MFJS Students Tackle Environmental Issues Through Sustainability-Focused Internships
Edited By Hannah Kipersztok, first-year MA student in international studies
With all of the current talk about climate change and its negative impacts, the Department of Media, Film & Journalism Studies is proud to see two of its graduate students pursuing sustainability-focused internships. Ryan Kistler is a second-year graduate student studying media and public communication (MEPC), and he interns with the Colorado Water Trust. Daniel Estes is also a second-year MEPC graduate student and interns for The Nature Conservancy (TNC). Keep reading to hear directly from Ryan and Daniel about their valuable internship experiences!
Restoring Colorado's Rivers
By Ryan Kistler
When I started at Colorado Water Trust last month as the Communications and Development Intern, I really had no idea what I was getting into. I thought, restoring flows to rivers...cool! Sounds pretty straightforward. Turns out that there is a lot more to it than I realized.
Colorado Water Trust's mission is to restore flows to Colorado's rivers in need. Having adequate water flowing through our rivers is essential and affects all of us. Whether you're preserving habitats for various species of wildlife, enjoying a lazy-river, beer-drinking afternoon, or doing any other fun river-related activities, you're going to need water.
The work done by the Colorado Water Trust requires time and a significant amount of relationship building. Because water is so scarce and there is a long history of conflict over water rights in Colorado, solutions need to be creative and win-win for everyone involved. Every person at the organization plays an important role in finding these solutions.
At Colorado Water Trust, I primarily assist with developing content for different communication channels, event planning, and finding clear and concise ways to communicate Colorado Water Trust's impact. Because the work is so complex, how we communicate about it is super important. Trying to find a middle ground between giving too little information and over-explaining things has proven to be challenging. However, by using the skills and knowledge I have gained in my MEPC courses, I have been able to work through the challenges. Not only has the internship given me some great hands-on experience, but it has also made me excited about doing this type of work full time once I graduate.
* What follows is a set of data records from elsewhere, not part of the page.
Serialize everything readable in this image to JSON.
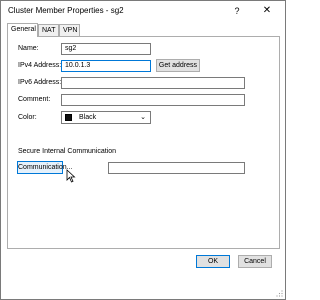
{
  "window": {
    "title": "Cluster Member Properties - sg2",
    "help_glyph": "?",
    "close_glyph": "✕"
  },
  "tabs": [
    {
      "label": "General",
      "active": true
    },
    {
      "label": "NAT",
      "active": false
    },
    {
      "label": "VPN",
      "active": false
    }
  ],
  "form": {
    "name_label": "Name:",
    "name_value": "sg2",
    "ipv4_label": "IPv4 Address:",
    "ipv4_value": "10.0.1.3",
    "get_address_label": "Get address",
    "ipv6_label": "IPv6 Address:",
    "ipv6_value": "",
    "comment_label": "Comment:",
    "comment_value": "",
    "color_label": "Color:",
    "color_value": "Black",
    "color_swatch": "#111111"
  },
  "sic": {
    "section_label": "Secure Internal Communication",
    "communication_label": "Communication...",
    "status_value": ""
  },
  "footer": {
    "ok_label": "OK",
    "cancel_label": "Cancel"
  },
  "colors": {
    "focus_border": "#0078d7",
    "button_face": "#e1e1e1"
  }
}
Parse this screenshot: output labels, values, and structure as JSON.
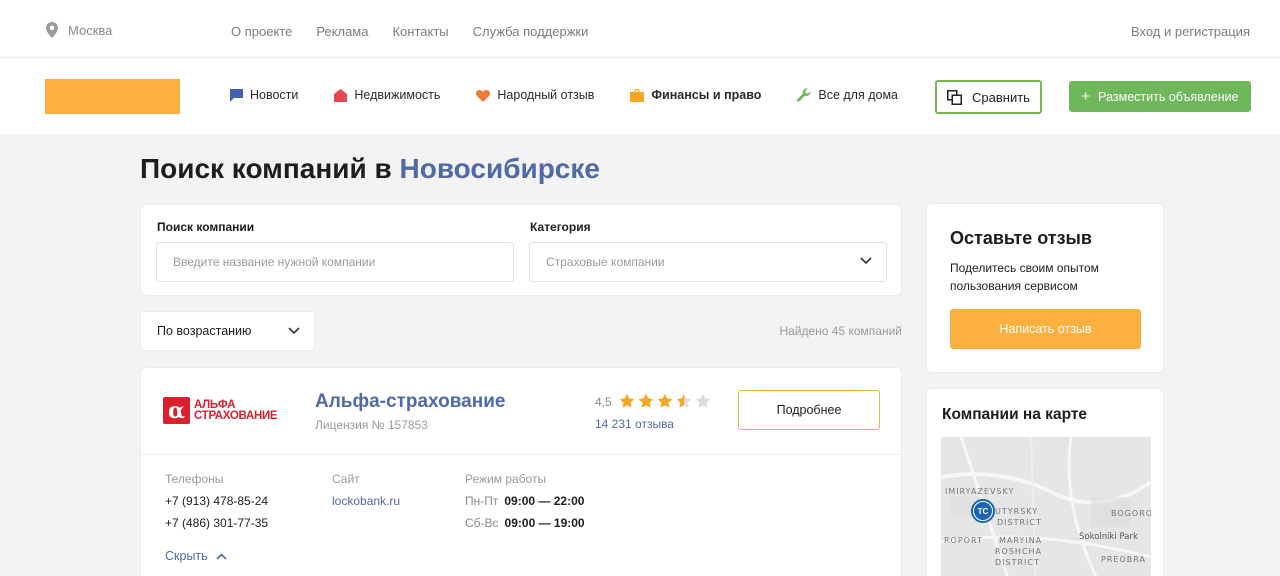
{
  "topbar": {
    "city": "Москва",
    "nav": [
      "О проекте",
      "Реклама",
      "Контакты",
      "Служба поддержки"
    ],
    "login": "Вход и регистрация"
  },
  "header": {
    "categories": [
      {
        "label": "Новости",
        "icon": "chat-icon",
        "color": "#4460b5"
      },
      {
        "label": "Недвижимость",
        "icon": "house-icon",
        "color": "#e5484d"
      },
      {
        "label": "Народный отзыв",
        "icon": "heart-icon",
        "color": "#f07a3a"
      },
      {
        "label": "Финансы и право",
        "icon": "briefcase-icon",
        "color": "#f5a623"
      },
      {
        "label": "Все для дома",
        "icon": "wrench-icon",
        "color": "#6eb85b"
      }
    ],
    "compare_label": "Сравнить",
    "post_label": "Разместить объявление"
  },
  "page": {
    "title_prefix": "Поиск компаний в",
    "title_city": "Новосибирске"
  },
  "search": {
    "company_label": "Поиск компании",
    "company_placeholder": "Введите название нужной компании",
    "category_label": "Категория",
    "category_value": "Страховые компании"
  },
  "sort": {
    "value": "По возрастанию",
    "found": "Найдено 45 компаний"
  },
  "company": {
    "logo_text_line1": "АЛЬФА",
    "logo_text_line2": "СТРАХОВАНИЕ",
    "name": "Альфа-страхование",
    "license": "Лицензия № 157853",
    "rating": "4,5",
    "rating_value": 3.5,
    "rating_max": 5,
    "reviews": "14 231 отзыва",
    "more_label": "Подробнее",
    "phones_label": "Телефоны",
    "phones": [
      "+7 (913) 478-85-24",
      "+7 (486) 301-77-35"
    ],
    "site_label": "Сайт",
    "site": "lockobank.ru",
    "schedule_label": "Режим работы",
    "schedule": [
      {
        "days": "Пн-Пт",
        "time": "09:00 — 22:00"
      },
      {
        "days": "Сб-Вс",
        "time": "09:00 — 19:00"
      }
    ],
    "collapse_label": "Скрыть"
  },
  "review_box": {
    "title": "Оставьте отзыв",
    "text": "Поделитесь своим опытом пользования сервисом",
    "button": "Написать отзыв"
  },
  "map": {
    "title": "Компании на карте",
    "labels": [
      "IMIRYAZEVSKY",
      "UTYRSKY",
      "DISTRICT",
      "ROPORT",
      "MARYINA",
      "ROSHCHA",
      "DISTRICT",
      "Sokolniki Park",
      "BOGORO",
      "PREOBRA"
    ],
    "marker_text": "ТС"
  },
  "colors": {
    "accent_blue": "#4f6aa6",
    "accent_orange": "#fbb040",
    "accent_green": "#6eb85b",
    "star": "#f5a623"
  }
}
I still have so much to learn about the Colorado water system and river conservation, but this internship has helped me understand the importance of this work as well as how vital it is to get people involved. I'm excited to continue merging the knowledge and experience I have gained at DU with my work at the Colorado Water Trust.
It really is possible to make the world a better place – My time at The Nature Conservancy
By Daniel Estes
When I began my coursework in the MEPC program, my goal was to develop the communication skill-set necessary to make the world a better place. I recognize that the phrase "make the world a better place" sounds like a tireless cliché to most. Yet instead of being brought down to earth by my studies, my time in the MEPC program has only strengthened my resolve that this is both a worthwhile and attainable goal.
As my time in the program nears its end, I have been given the opportunity to apply what I have learned in the classroom within a Marketing and Media Relations Internship with The Nature Conservancy (TNC). As a renowned global nonprofit focused on environmental protection and sustainability, TNC is at the front lines of the battle to protect our planet. From creating water funds in South America to establishing nature preserves in Africa, the organization employs a vast network of dedicated professionals who share the common goal of conscious sustainability. Needless to say, I was beyond ecstatic when my internship advisor, Associate Professor Erika Polson, helped me land the position.
My role at TNC is multifaceted and dynamic. Reporting to the Marketing Manager for the Colorado chapter, I have been tasked with interviewing the leadership teams of various projects and writing feature stories on their work for the organization's website and magazine. This has proven to be a one-of-a-kind experience for two reasons. First, it has allowed me to gain strategic writing experience in a professional setting. Second, it has afforded me the opportunity to learn about the inner workings of a globally impactful nonprofit directly from the organization's management – a level of access that not many interns are lucky enough to enjoy.
While many internships are stereotypically wrought with latte-pickups for the boss and negligible 'real' work, my experience at TNC has been just the opposite. Apart from the writing assignments, I have also assisted on video shoots with local partners around the issue of climate change and have sat in on meetings where multimillion-dollar land protection deals were being discussed.
My time at TNC has reaffirmed what my classes already established: it really is possible to do meaningful work and improve the world through applied communication. Without question, my internship experience will inform any work I do going forward, and I could not be more grateful for the opportunity.